▼
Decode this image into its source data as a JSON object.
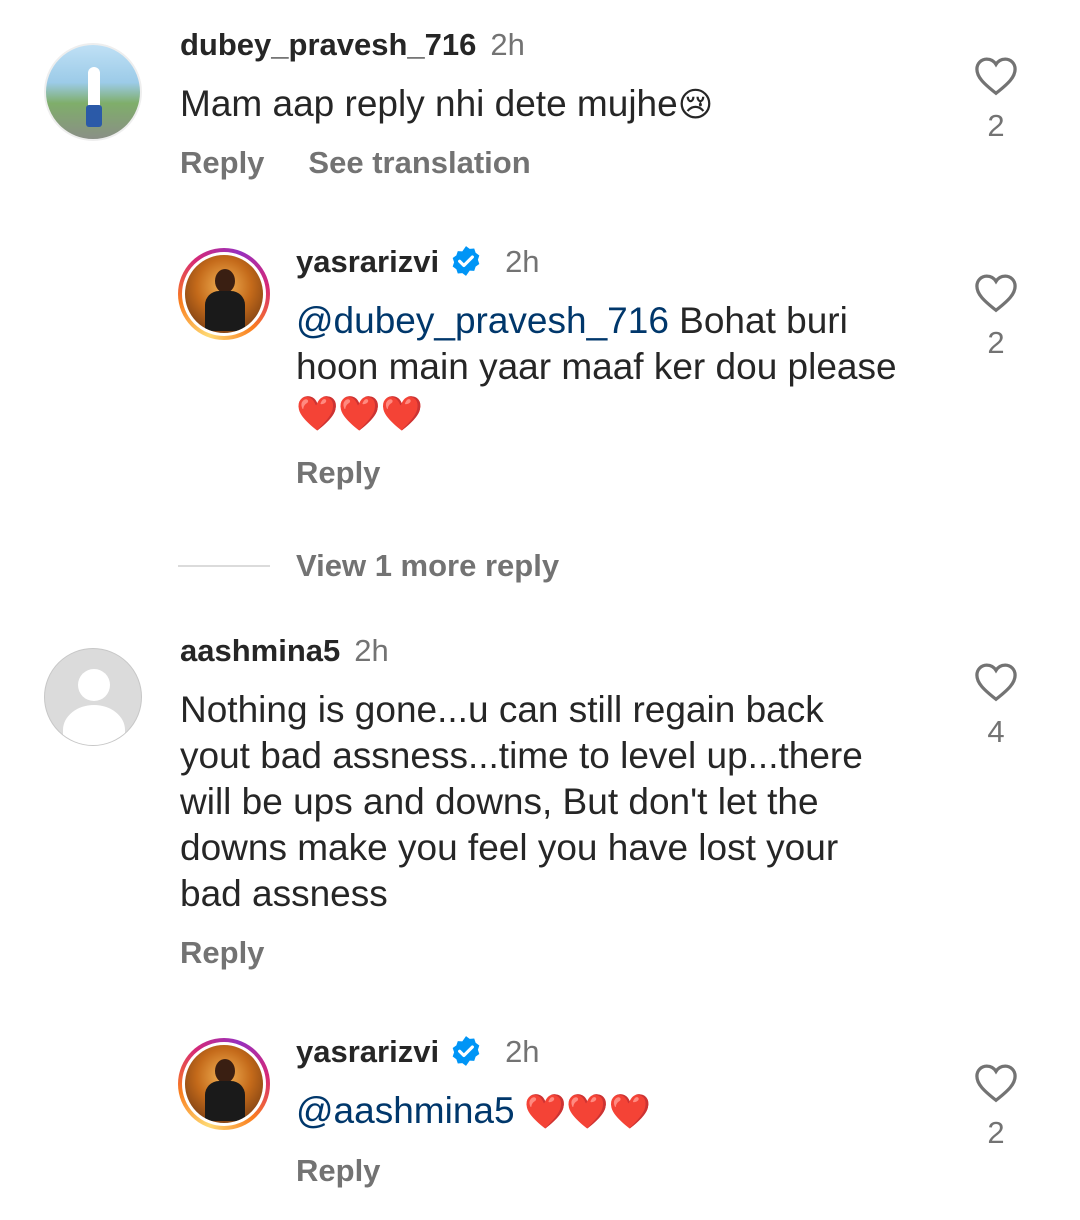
{
  "comments": [
    {
      "username": "dubey_pravesh_716",
      "time": "2h",
      "text": "Mam aap reply nhi dete mujhe",
      "emoji": "😢",
      "reply_label": "Reply",
      "translate_label": "See translation",
      "likes": "2"
    },
    {
      "username": "yasrarizvi",
      "time": "2h",
      "mention": "@dubey_pravesh_716",
      "text_line1": " Bohat buri",
      "text_line2": "hoon main yaar maaf ker dou please",
      "text_line3": "❤️❤️❤️",
      "reply_label": "Reply",
      "likes": "2"
    },
    {
      "view_more": "View 1 more reply"
    },
    {
      "username": "aashmina5",
      "time": "2h",
      "lines": [
        "Nothing is gone...u can still regain back",
        "yout bad assness...time to level up...there",
        "will be ups and downs, But don't let the",
        "downs make you feel you have lost your",
        "bad assness"
      ],
      "reply_label": "Reply",
      "likes": "4"
    },
    {
      "username": "yasrarizvi",
      "time": "2h",
      "mention": "@aashmina5",
      "text": " ❤️❤️❤️",
      "reply_label": "Reply",
      "likes": "2"
    }
  ],
  "colors": {
    "verified": "#0095f6",
    "mention": "#00376b",
    "muted": "#737373"
  },
  "icons": {
    "like": "heart-outline-icon",
    "verified": "verified-badge-icon"
  }
}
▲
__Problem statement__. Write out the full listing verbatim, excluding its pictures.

__Expected answer__.
Decode this image into its source data as a JSON object.
{
  "comments": [
    {
      "username": "dubey_pravesh_716",
      "time": "2h",
      "text": "Mam aap reply nhi dete mujhe",
      "emoji": "😢",
      "reply_label": "Reply",
      "translate_label": "See translation",
      "likes": "2"
    },
    {
      "username": "yasrarizvi",
      "time": "2h",
      "mention": "@dubey_pravesh_716",
      "text_line1": " Bohat buri",
      "text_line2": "hoon main yaar maaf ker dou please",
      "text_line3": "❤️❤️❤️",
      "reply_label": "Reply",
      "likes": "2"
    },
    {
      "view_more": "View 1 more reply"
    },
    {
      "username": "aashmina5",
      "time": "2h",
      "lines": [
        "Nothing is gone...u can still regain back",
        "yout bad assness...time to level up...there",
        "will be ups and downs, But don't let the",
        "downs make you feel you have lost your",
        "bad assness"
      ],
      "reply_label": "Reply",
      "likes": "4"
    },
    {
      "username": "yasrarizvi",
      "time": "2h",
      "mention": "@aashmina5",
      "text": " ❤️❤️❤️",
      "reply_label": "Reply",
      "likes": "2"
    }
  ],
  "colors": {
    "verified": "#0095f6",
    "mention": "#00376b",
    "muted": "#737373"
  },
  "icons": {
    "like": "heart-outline-icon",
    "verified": "verified-badge-icon"
  }
}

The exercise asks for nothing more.